Entrepreneurship Podcasts: African tech conversations with Andile Masuku

African Tech Conversations

The African Tech Conversations series features relaxed in-depth chats on technology in Africa. Andile Masuku hosts leading entrepreneurs, innovators and thought leaders who are intimately involved in Africa’s tech scene. He holds brief and not so brief conversations with various individuals from founders to angel investors who offer insights on what it’s like to operate in Africa.

One episode you must listen to is where Andile interviews Chad Larson. He is one of the three founders of the Kenyan solar power start-up M-KOPA Solar. He talks about his position as the company’s Finance Director and how he and his co-founders help each other when they are feeling low. This has seen them grow to a $1 billion company. They provide pay-as-you-go energy to off-grid homes. Chad speaks on life in Nairobi with his wife and three boys since the company launched in 2011 and his previous life as a banker at the Bank of America.

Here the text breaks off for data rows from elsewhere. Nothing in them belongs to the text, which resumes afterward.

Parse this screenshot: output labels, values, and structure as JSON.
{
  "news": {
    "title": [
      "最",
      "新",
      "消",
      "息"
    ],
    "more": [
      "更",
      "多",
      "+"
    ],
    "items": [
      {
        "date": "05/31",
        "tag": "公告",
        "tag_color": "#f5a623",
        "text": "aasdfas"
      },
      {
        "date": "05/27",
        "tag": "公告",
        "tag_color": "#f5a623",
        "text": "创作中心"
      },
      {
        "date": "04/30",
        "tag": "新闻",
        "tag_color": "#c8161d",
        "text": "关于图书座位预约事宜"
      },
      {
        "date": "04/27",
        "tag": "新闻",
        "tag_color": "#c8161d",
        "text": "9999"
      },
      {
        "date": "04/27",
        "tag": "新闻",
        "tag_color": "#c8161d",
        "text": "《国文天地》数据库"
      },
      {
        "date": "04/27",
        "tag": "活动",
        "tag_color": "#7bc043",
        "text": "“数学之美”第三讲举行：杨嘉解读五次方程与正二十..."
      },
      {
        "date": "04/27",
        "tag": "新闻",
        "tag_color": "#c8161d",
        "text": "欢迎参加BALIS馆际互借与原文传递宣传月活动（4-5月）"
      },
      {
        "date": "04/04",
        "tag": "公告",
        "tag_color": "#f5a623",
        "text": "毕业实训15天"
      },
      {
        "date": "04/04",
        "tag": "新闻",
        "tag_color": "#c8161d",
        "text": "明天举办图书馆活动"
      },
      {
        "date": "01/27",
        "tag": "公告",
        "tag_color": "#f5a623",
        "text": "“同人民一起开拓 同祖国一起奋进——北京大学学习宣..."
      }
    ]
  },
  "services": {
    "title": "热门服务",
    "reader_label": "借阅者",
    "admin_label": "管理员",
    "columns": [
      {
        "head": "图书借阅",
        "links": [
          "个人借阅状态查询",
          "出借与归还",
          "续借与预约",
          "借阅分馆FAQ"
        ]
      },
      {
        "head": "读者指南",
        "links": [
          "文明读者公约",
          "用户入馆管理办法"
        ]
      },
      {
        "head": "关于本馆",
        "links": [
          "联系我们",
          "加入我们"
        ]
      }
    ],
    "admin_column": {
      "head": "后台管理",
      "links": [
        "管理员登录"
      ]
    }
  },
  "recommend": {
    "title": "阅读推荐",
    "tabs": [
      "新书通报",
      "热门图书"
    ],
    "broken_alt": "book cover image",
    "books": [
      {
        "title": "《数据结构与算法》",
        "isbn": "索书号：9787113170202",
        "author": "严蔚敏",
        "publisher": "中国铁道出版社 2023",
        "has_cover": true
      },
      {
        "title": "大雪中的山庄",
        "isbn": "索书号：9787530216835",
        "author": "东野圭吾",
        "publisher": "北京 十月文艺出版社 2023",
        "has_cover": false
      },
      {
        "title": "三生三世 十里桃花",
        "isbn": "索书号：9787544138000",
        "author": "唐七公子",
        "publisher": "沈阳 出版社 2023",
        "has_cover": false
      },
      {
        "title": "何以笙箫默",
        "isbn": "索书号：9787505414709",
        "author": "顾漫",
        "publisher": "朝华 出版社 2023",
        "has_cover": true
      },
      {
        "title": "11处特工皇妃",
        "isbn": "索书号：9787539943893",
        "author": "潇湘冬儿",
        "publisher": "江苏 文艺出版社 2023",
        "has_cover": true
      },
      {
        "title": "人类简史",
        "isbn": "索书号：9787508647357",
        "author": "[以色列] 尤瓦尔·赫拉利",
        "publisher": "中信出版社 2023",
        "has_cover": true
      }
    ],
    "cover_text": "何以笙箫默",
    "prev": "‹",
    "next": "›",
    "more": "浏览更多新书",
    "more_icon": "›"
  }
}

Knowledge bandits podcast

Knowledge Bandits

This is a weekly podcast where Arum Galadima interviews Africa-focused entrepreneurs on the continent and in the diaspora. Knowledge Bandits aims to inspire African entrepreneurs all over the world to take their next leap. It features the latest on African startups, innovation, technology and entrepreneur news. New episodes air every Thursday.

An episode that I would recommend you to listen to where Arum interviews Alex Mativo, a young entrepreneur who is running three businesses. Alex talks about E-LAB, a company aimed at eradicating electronic waste in Africa. They do this by transforming the waste into products for the fashion and interior design industry. He is the recipient of the Queen’s Young Leaders Award.

Alex also talks about Nanasi which helps businesses and brands sell on social networks using a single platform. Lastly, he touches briefly on his third company Ethnic Brand. It lets fashion brands contract a physical factory to produce their products, all through the use of a smartphone.

Entrepreneurship podcasts are a good way to gain motivation, insight and entertainment for any entrepreneur out there. I find listening to people on similar journeys very inspiring and eye-opening. These are the few African based podcasts that stood out to me. Comment below and share the entrepreneurship podcasts that you listen to.